ABOUT THIS EXERCISE :: Copy each line of the data beneath in which the word "Agreement" appears.

THE RECORDS ::

######

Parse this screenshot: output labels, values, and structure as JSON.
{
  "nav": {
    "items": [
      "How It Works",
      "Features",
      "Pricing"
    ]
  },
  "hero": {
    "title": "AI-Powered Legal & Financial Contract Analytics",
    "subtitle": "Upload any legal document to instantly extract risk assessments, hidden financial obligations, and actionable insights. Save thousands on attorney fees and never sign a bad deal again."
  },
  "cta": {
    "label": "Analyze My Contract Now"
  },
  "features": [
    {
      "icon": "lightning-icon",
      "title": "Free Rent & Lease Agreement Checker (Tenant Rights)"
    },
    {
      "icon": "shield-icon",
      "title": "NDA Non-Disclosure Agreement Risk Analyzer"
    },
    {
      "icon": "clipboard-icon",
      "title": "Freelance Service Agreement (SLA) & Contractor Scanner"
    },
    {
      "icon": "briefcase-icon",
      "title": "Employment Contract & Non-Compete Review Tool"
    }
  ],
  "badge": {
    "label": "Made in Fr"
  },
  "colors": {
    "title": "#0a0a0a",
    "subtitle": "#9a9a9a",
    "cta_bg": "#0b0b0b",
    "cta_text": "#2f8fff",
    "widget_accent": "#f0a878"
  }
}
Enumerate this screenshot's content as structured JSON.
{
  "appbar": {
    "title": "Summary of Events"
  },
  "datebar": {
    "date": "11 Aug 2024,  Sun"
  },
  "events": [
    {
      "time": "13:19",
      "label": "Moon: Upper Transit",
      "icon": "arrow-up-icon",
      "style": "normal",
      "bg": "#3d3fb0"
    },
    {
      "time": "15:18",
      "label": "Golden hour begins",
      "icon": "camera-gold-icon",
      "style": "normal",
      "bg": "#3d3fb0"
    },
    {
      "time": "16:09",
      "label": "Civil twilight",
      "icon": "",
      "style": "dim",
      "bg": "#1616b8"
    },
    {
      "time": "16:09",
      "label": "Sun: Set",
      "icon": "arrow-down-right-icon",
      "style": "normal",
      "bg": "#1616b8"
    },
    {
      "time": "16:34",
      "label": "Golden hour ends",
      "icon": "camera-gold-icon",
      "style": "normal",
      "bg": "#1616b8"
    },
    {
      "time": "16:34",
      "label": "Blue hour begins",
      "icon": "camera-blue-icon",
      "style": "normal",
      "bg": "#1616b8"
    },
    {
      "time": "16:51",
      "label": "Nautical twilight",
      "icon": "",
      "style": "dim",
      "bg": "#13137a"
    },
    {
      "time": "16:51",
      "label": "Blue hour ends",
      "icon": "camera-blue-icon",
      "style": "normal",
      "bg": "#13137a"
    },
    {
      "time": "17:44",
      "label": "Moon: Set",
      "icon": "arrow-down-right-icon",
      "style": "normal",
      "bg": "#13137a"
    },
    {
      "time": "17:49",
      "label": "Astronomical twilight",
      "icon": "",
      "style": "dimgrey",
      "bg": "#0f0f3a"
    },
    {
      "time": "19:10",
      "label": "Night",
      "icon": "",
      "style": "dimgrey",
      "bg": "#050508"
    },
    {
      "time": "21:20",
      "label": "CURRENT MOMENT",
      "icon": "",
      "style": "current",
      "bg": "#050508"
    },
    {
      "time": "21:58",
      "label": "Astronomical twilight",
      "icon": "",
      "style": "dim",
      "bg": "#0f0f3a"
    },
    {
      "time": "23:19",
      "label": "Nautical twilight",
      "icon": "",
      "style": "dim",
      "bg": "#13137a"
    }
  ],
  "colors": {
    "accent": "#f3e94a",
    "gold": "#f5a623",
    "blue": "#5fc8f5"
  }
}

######

ANSWER TO THIS PROBLEM ::
      "title": "Free Rent & Lease Agreement Checker (Tenant Rights)"
      "title": "NDA Non-Disclosure Agreement Risk Analyzer"
      "title": "Freelance Service Agreement (SLA) & Contractor Scanner"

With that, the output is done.